Yesterday was Equal Pay Day, the symbolic day when women’s pay finally “catches up” to men’s pay from the previous year. But don’t forget that the pay gap is even larger for women of color, whose “Equal Pay Days” are much later this year. Get all the facts → bit.ly/paygap101
When Victoria Woodhull announced her presidential candidacy in 1870, women were still 50 years away from the right to vote. However, there was no law prohibiting them from running for office. She ran as the nominee for the Equal Rights Party and was supported by suffragists Susan B. Anthony and Elizabeth Cady Stanton among others. On January 11, 1871, Woodhull became the first woman to deliver a speech to Congress, speaking on the necessity of a woman’s right to vote.
She tried to run for president again in 1884 and 1892 but was unable to secure an official nomination. She died in 1927 at the age of 88.
Woodhull once said, “The truth is that I am too many years ahead of this age, and the exalted views and objects of humanitarianism can scarcely be grasped as yet by the unenlightened mind of the average man.
Belva Lockwood, the first woman attorney to practice before the Supreme Court of the United States & first woman to appear on official ballots as a candidate for U. S. president in 1884 & 1888.
When Supreme Court Justice Ruth Bader Ginsburg was asked what amendment she would most like to see added to the U.S. Constitution, she replied, “it would be the Equal Rights Amendment. I think we have achieved that through legislation, but legislation can be repealed, it can be altered,” she continued. “So I would like my granddaughters, when they pick up the Constitution, to see that notion — that women and men are persons of equal stature — I’d like them to see that that is a basic principle of our society.”
Although more than 80% of countries gender equality in their constitutions, including, as Ginsburg noted “every constitution written since he Second World War” — the period during which most of the world’s constitutions were written — the world’s oldest written constitution does not include this protection. In effect since 1789, t U.S. Constitution was written during a period when gender equality was far from being animportant societal value. Over time, the US has passed many laws protecting women’s rights but, as Ginsburg observes, “Legislation can be repealed. It can be altered… That principle belongs in our Constitution.” The U.S. Constitution is exceedingly difficult to amend, however the ERA was nearly added to the Constitution forty years ago.
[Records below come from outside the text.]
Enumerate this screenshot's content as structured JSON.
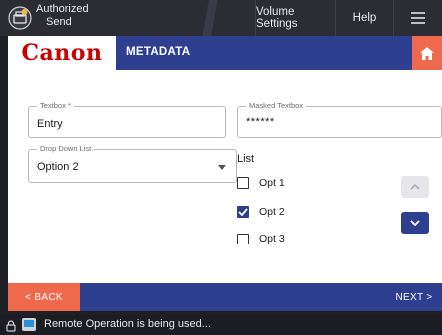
{
  "topbar": {
    "auth_line1": "Authorized",
    "auth_line2": "Send",
    "volume_settings": "Volume Settings",
    "help": "Help",
    "icons": {
      "auth": "authorized-send-icon",
      "menu": "hamburger-menu-icon"
    }
  },
  "header": {
    "logo": "Canon",
    "title": "METADATA",
    "home_icon": "home-icon"
  },
  "form": {
    "textbox": {
      "label": "Textbox *",
      "value": "Entry"
    },
    "masked": {
      "label": "Masked Textbox",
      "value": "******"
    },
    "dropdown": {
      "label": "Drop Down List",
      "value": "Option 2"
    },
    "list": {
      "title": "List",
      "options": [
        {
          "label": "Opt 1",
          "checked": false
        },
        {
          "label": "Opt 2",
          "checked": true
        },
        {
          "label": "Opt 3",
          "checked": false
        }
      ]
    }
  },
  "footer": {
    "back": "< BACK",
    "next": "NEXT >"
  },
  "status": {
    "text": "Remote Operation is being used..."
  },
  "colors": {
    "brand_blue": "#2f3f8f",
    "accent_orange": "#ef6a4c",
    "canon_red": "#cc0000",
    "dark_bg": "#2b2c34"
  }
}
The Amendment, which was originally drafted by suffragist Alice Paul in 1923, was approved by both houses of Congress and endorsed by then President Richard Nixon in 1972. It then went to the states for approval, but ultimately only received 35 of the 38 state ratifications needed to become a Constitutional Amendment. Today, there is renewed interested in an Equal Rights Amendment, which, according to Ginsburg, would recognize that “women are people equal in stature before the law.” Many older women’s rights activists observe that young people are often shocked to learn that the Constitution does not guarantee equal rights for women; in fact, one survey found that 72% of adults incorrectly believed that the Constitution included such a gender equality guarantee. Whether Justice Ginsburg will see the passage of the ERA in her lifetime is uncertain but she says it’s an essential part of ensuring women’s equal protection, observing that a “prime part of the history of our Constitution is the story of the extension of constitutional rights to people once ignored or excluded.”
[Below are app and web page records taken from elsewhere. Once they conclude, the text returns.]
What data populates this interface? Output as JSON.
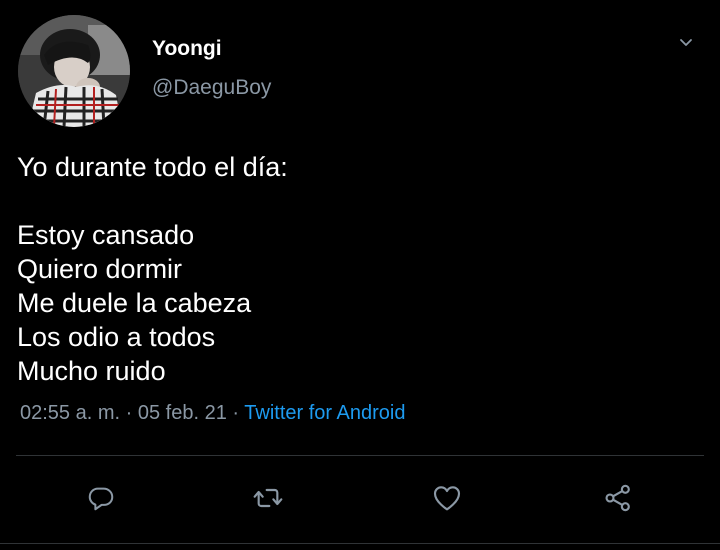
{
  "user": {
    "display_name": "Yoongi",
    "handle": "@DaeguBoy"
  },
  "tweet": {
    "lines": [
      "Yo durante todo el día:",
      "",
      "Estoy cansado",
      "Quiero dormir",
      "Me duele la cabeza",
      "Los odio a todos",
      "Mucho ruido"
    ]
  },
  "meta": {
    "time": "02:55 a. m.",
    "separator": "·",
    "date": "05 feb. 21",
    "source": "Twitter for Android"
  },
  "icons": {
    "menu": "chevron-down-icon",
    "reply": "reply-icon",
    "retweet": "retweet-icon",
    "like": "heart-icon",
    "share": "share-icon"
  },
  "colors": {
    "background": "#000000",
    "text": "#ffffff",
    "secondary": "#8b98a5",
    "link": "#1d9bf0",
    "divider": "#2f3336"
  }
}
After a decade of litigation, educators Michelle (Jaureguito) Henley and Laurel Wartluft have successfully settled their cases against Feather River Community College in California. A third LAF-supported plaintiff, Paul Thein, is continuing to pursue the law suit. All three filed whistleblower lawsuits in 2006 against Feather River. They alleged that the college violated Title IX by retaliating against them for complaining about sex discrimination, among other claims. All three cases were eventually referred to California’s State Personnel Board. In August 2009, a California State Personnel Board judge issued a decision in favor of all three plaintiffs, ordering their reinstatement and awarding them back pay and damages. Feather River appealed the judge’s decision. After a lengthy appeal, the full State Personnel Board upheld the judge’s 2009 decision in the plaintiffs’ favor. Their cases highlighted Title IX’s important role in protecting faculty and staff who advocate for gender equity.
The American Association of University Women (AAUW) joins the nation in mourning the passing of U.S. Supreme Court Justice Antonin Scalia. Our sincere condolences go out to his family and friends, including his fellow justices with whom he has helped shape the course of American jurisprudence for nearly 30 years.
The Supreme Court has pending cases that will greatly affect the everyday lives of women and their families, and Justice Scalia’s untimely death creates a vacancy at a critical juncture. It is in the face of losing such a legal giant that we remember how fortunate we are, as a nation, to have a constitutional process to see us smoothly through this transition.
AAUW is hopeful that our elected leaders will rise above the partisan fray and simply do what the Constitution requires: President Barack Obama and the U.S. Senate must move forward to fairly and expeditiously select and consider a nominee. In so doing, the American people will be reassured that a fully staffed court will be available to deliver this year’s critical Supreme Court decisions.